*Your objective*: Output all the records word for word. Drop the pictures.

━━━━━━━━━━━━━━━━━━━━

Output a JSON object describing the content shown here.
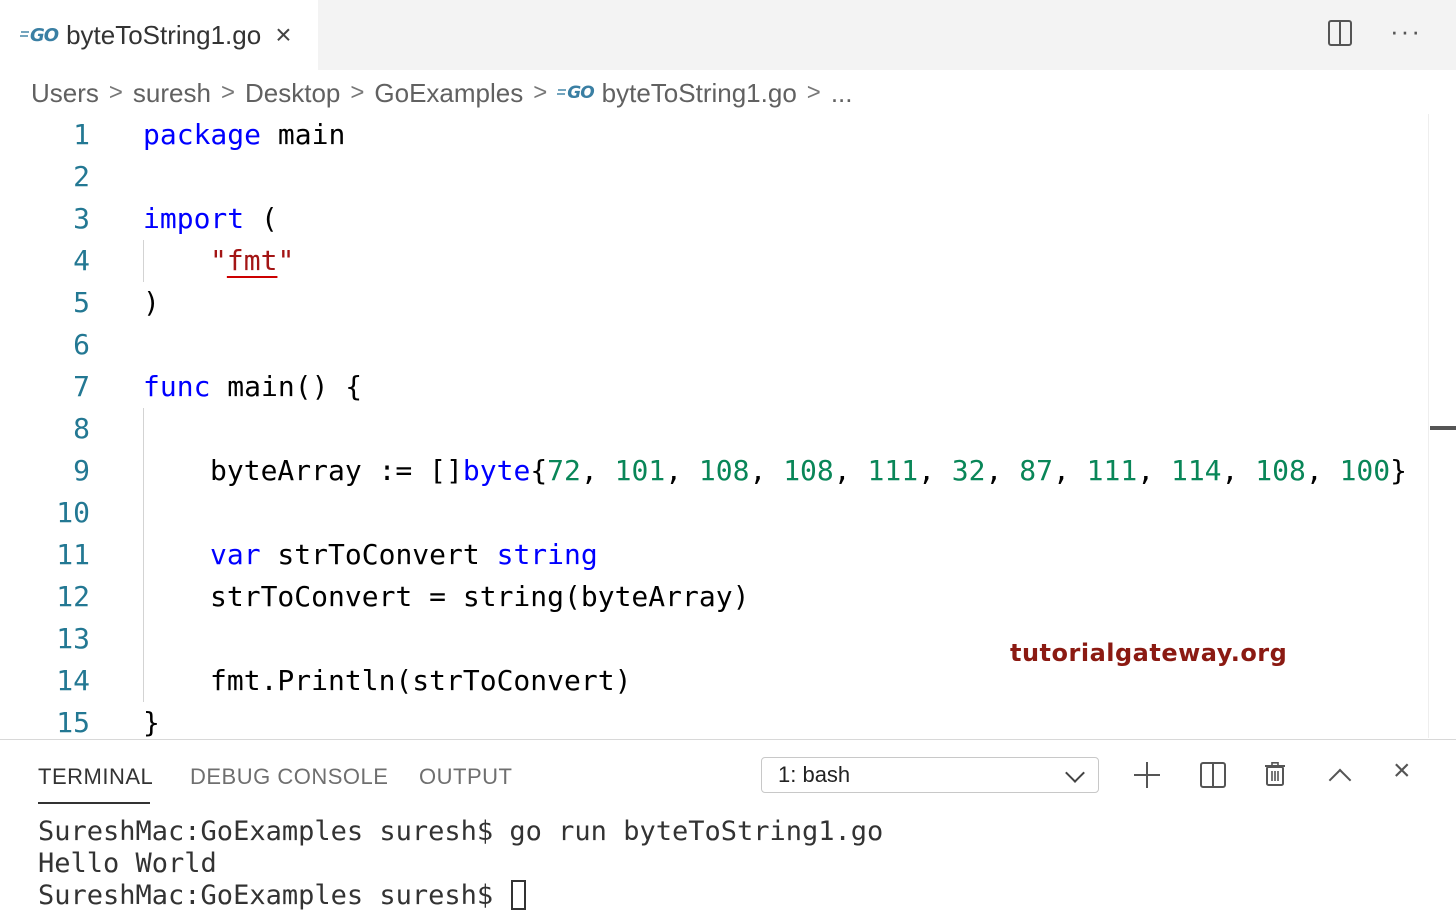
{
  "tab": {
    "logo": "GO",
    "title": "byteToString1.go",
    "close": "×"
  },
  "editor_actions": {
    "split": "split-editor-icon",
    "more": "···"
  },
  "breadcrumb": {
    "items": [
      "Users",
      "suresh",
      "Desktop",
      "GoExamples"
    ],
    "file_logo": "GO",
    "file": "byteToString1.go",
    "tail": "...",
    "separator": ">"
  },
  "code": {
    "line_numbers": [
      "1",
      "2",
      "3",
      "4",
      "5",
      "6",
      "7",
      "8",
      "9",
      "10",
      "11",
      "12",
      "13",
      "14",
      "15"
    ],
    "tokens": {
      "l1_kw": "package",
      "l1_rest": " main",
      "l3_kw": "import",
      "l3_rest": " (",
      "l4_q1": "\"",
      "l4_str": "fmt",
      "l4_q2": "\"",
      "l5": ")",
      "l7_kw": "func",
      "l7_rest": " main() {",
      "l9_a": "byteArray := []",
      "l9_type": "byte",
      "l9_brace": "{",
      "l9_nums": [
        "72",
        "101",
        "108",
        "108",
        "111",
        "32",
        "87",
        "111",
        "114",
        "108",
        "100"
      ],
      "l9_sep": ", ",
      "l9_end": "}",
      "l11_kw": "var",
      "l11_mid": " strToConvert ",
      "l11_type": "string",
      "l12": "strToConvert = string(byteArray)",
      "l14": "fmt.Println(strToConvert)",
      "l15": "}"
    }
  },
  "watermark": "tutorialgateway.org",
  "panel": {
    "tabs": [
      "TERMINAL",
      "DEBUG CONSOLE",
      "OUTPUT"
    ],
    "terminal_select": "1: bash",
    "output": [
      "SureshMac:GoExamples suresh$ go run byteToString1.go",
      "Hello World",
      "SureshMac:GoExamples suresh$ "
    ],
    "close": "×"
  },
  "colors": {
    "keyword": "#0000ff",
    "number": "#098658",
    "string": "#a31515",
    "line_number": "#237893"
  }
}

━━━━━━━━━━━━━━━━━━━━

*Finished task*:
Output a JSON object describing the content shown here.
{
  "tab": {
    "logo": "GO",
    "title": "byteToString1.go",
    "close": "×"
  },
  "editor_actions": {
    "split": "split-editor-icon",
    "more": "···"
  },
  "breadcrumb": {
    "items": [
      "Users",
      "suresh",
      "Desktop",
      "GoExamples"
    ],
    "file_logo": "GO",
    "file": "byteToString1.go",
    "tail": "...",
    "separator": ">"
  },
  "code": {
    "line_numbers": [
      "1",
      "2",
      "3",
      "4",
      "5",
      "6",
      "7",
      "8",
      "9",
      "10",
      "11",
      "12",
      "13",
      "14",
      "15"
    ],
    "tokens": {
      "l1_kw": "package",
      "l1_rest": " main",
      "l3_kw": "import",
      "l3_rest": " (",
      "l4_q1": "\"",
      "l4_str": "fmt",
      "l4_q2": "\"",
      "l5": ")",
      "l7_kw": "func",
      "l7_rest": " main() {",
      "l9_a": "byteArray := []",
      "l9_type": "byte",
      "l9_brace": "{",
      "l9_nums": [
        "72",
        "101",
        "108",
        "108",
        "111",
        "32",
        "87",
        "111",
        "114",
        "108",
        "100"
      ],
      "l9_sep": ", ",
      "l9_end": "}",
      "l11_kw": "var",
      "l11_mid": " strToConvert ",
      "l11_type": "string",
      "l12": "strToConvert = string(byteArray)",
      "l14": "fmt.Println(strToConvert)",
      "l15": "}"
    }
  },
  "watermark": "tutorialgateway.org",
  "panel": {
    "tabs": [
      "TERMINAL",
      "DEBUG CONSOLE",
      "OUTPUT"
    ],
    "terminal_select": "1: bash",
    "output": [
      "SureshMac:GoExamples suresh$ go run byteToString1.go",
      "Hello World",
      "SureshMac:GoExamples suresh$ "
    ],
    "close": "×"
  },
  "colors": {
    "keyword": "#0000ff",
    "number": "#098658",
    "string": "#a31515",
    "line_number": "#237893"
  }
}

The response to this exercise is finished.